An Archdiocese spokesman said Thursday that Nienstedt fulfilled the four-hour deposition period ordered by the court. But attorney Jeff Anderson, who represents plaintiff Doe-1 in the action, says Nienstedt ended the deposition abruptly when pressed to turn over to authorities more files of credibly accused priests.
“The archbishop balked and refused … and they walked out,” Anderson said, according to the Star Tribune. “They said the time was up. We persisted that it wasn’t.”
Speaking to reporters after the deposition Wednesday, Anderson said Nienstedt was not as forthcoming as he should have been, FOX 9 reports.
The lawsuit filed by Doe-1 claims he was sexually abused by a priest, the Rev. Thomas Adamson, in the 1970s when Adamson was assigned to St. Thomas Aquinas Church in St. Paul Park.
The Archdiocese released a statement after Nienstedt's deposition Wednesday, noting that Nienstedt "stated that the safety of children is the archdiocese’s highest priority."
"He responded to questions about the tragedy of sexual abuse by clergy, and how the Archdiocese of Saint Paul and Minneapolis handled this issue during his tenure," the statement read in part. "He expressed regret for mistakes that were made in the past with how the archdiocese responded to allegations of sexual abuse against clergy."

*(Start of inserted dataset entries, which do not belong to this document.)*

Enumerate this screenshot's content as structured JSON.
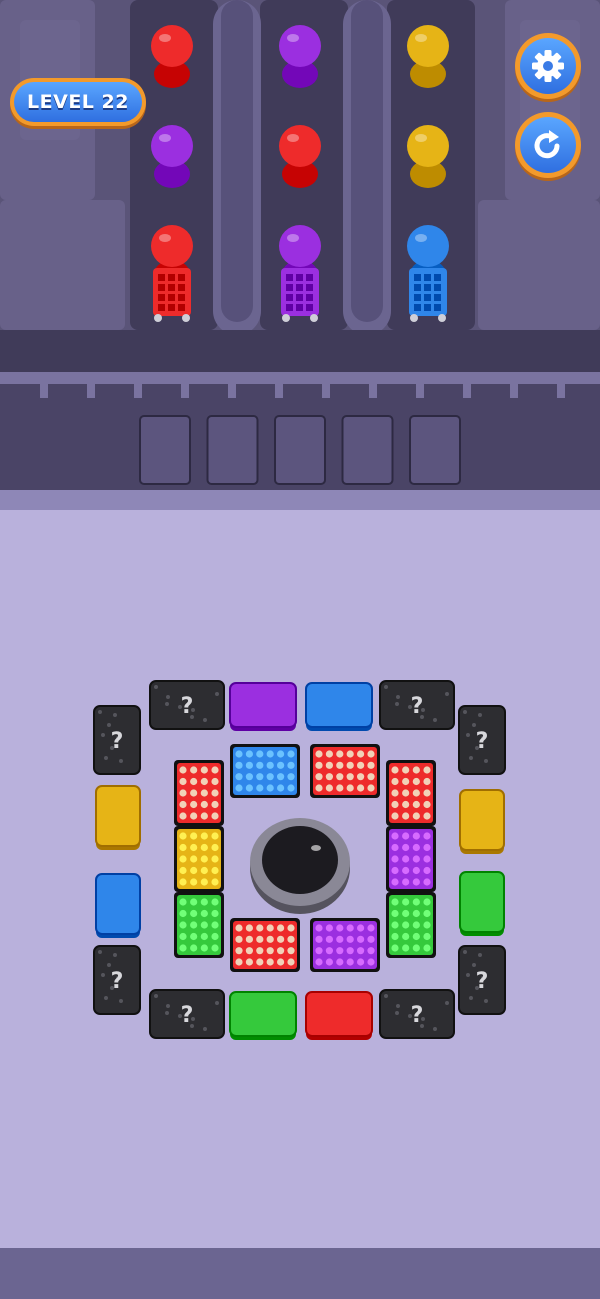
{
  "hud": {
    "level_label": "LEVEL 22",
    "settings_icon": "gear-icon",
    "restart_icon": "restart-icon"
  },
  "colors": {
    "red": "#ee2b2b",
    "purple": "#9b2fe0",
    "yellow": "#e6b416",
    "blue": "#2f86ea",
    "green": "#35c93c",
    "dark_tile": "#2d2d31",
    "board_bg": "#b9b1dc",
    "top_bg": "#5a5478",
    "hud_blue": "#3d86f0",
    "hud_orange": "#f39a2b"
  },
  "queues": [
    {
      "column": 1,
      "people_top_to_bottom": [
        "red",
        "purple",
        "red"
      ],
      "cart": "red"
    },
    {
      "column": 2,
      "people_top_to_bottom": [
        "purple",
        "red",
        "purple"
      ],
      "cart": "purple"
    },
    {
      "column": 3,
      "people_top_to_bottom": [
        "yellow",
        "yellow",
        "blue"
      ],
      "cart": "blue"
    }
  ],
  "holding_slots": {
    "count": 5,
    "filled": 0
  },
  "board": {
    "outer_ring": [
      {
        "id": "top-mystery-left",
        "color": "dark",
        "mystery": true
      },
      {
        "id": "top-purple",
        "color": "purple",
        "mystery": false
      },
      {
        "id": "top-blue",
        "color": "blue",
        "mystery": false
      },
      {
        "id": "top-mystery-right",
        "color": "dark",
        "mystery": true
      },
      {
        "id": "left-mystery-top",
        "color": "dark",
        "mystery": true
      },
      {
        "id": "left-yellow",
        "color": "yellow",
        "mystery": false
      },
      {
        "id": "left-blue",
        "color": "blue",
        "mystery": false
      },
      {
        "id": "left-mystery-bottom",
        "color": "dark",
        "mystery": true
      },
      {
        "id": "right-mystery-top",
        "color": "dark",
        "mystery": true
      },
      {
        "id": "right-yellow",
        "color": "yellow",
        "mystery": false
      },
      {
        "id": "right-green",
        "color": "green",
        "mystery": false
      },
      {
        "id": "right-mystery-bottom",
        "color": "dark",
        "mystery": true
      },
      {
        "id": "bottom-mystery-left",
        "color": "dark",
        "mystery": true
      },
      {
        "id": "bottom-green",
        "color": "green",
        "mystery": false
      },
      {
        "id": "bottom-red",
        "color": "red",
        "mystery": false
      },
      {
        "id": "bottom-mystery-right",
        "color": "dark",
        "mystery": true
      }
    ],
    "inner_ring": [
      {
        "id": "crate-top-blue",
        "color": "blue",
        "content": "pins"
      },
      {
        "id": "crate-top-red",
        "color": "red",
        "content": "pins"
      },
      {
        "id": "crate-left-red",
        "color": "red",
        "content": "pins"
      },
      {
        "id": "crate-left-yellow",
        "color": "yellow",
        "content": "pins"
      },
      {
        "id": "crate-left-green",
        "color": "green",
        "content": "pins"
      },
      {
        "id": "crate-right-red",
        "color": "red",
        "content": "pins"
      },
      {
        "id": "crate-right-purple",
        "color": "purple",
        "content": "pins"
      },
      {
        "id": "crate-right-green",
        "color": "green",
        "content": "pins"
      },
      {
        "id": "crate-bottom-red",
        "color": "red",
        "content": "pins"
      },
      {
        "id": "crate-bottom-purple",
        "color": "purple",
        "content": "pins"
      }
    ],
    "center": {
      "type": "hole"
    }
  }
}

On Monday, the Archdiocese began handing over the first of some 60,000 documents related to the clergy sex abuse claims -- some of which date back to the 1970s and include hand-written notes.
Spokesman Jim Accurso said Thursday that the Archdiocese is making every effort to meet the court’s schedule for turning over documents.

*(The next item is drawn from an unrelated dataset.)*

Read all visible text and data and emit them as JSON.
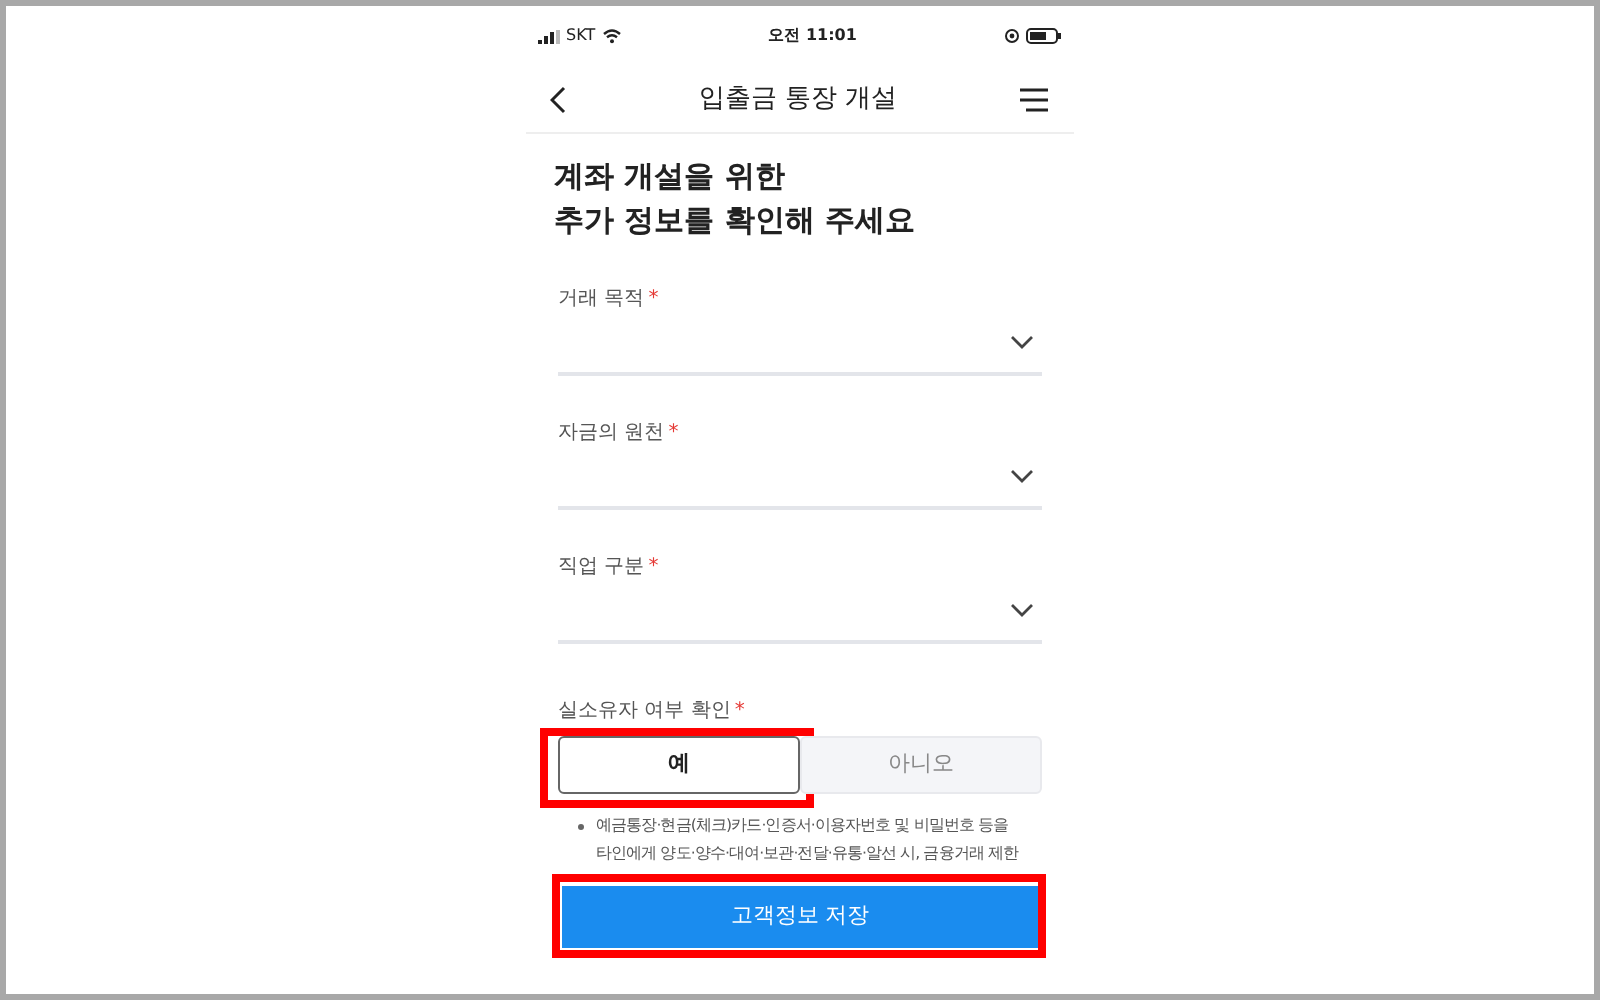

Former Vicar General Kevin McDonough is also due to be deposed in the case on April 16.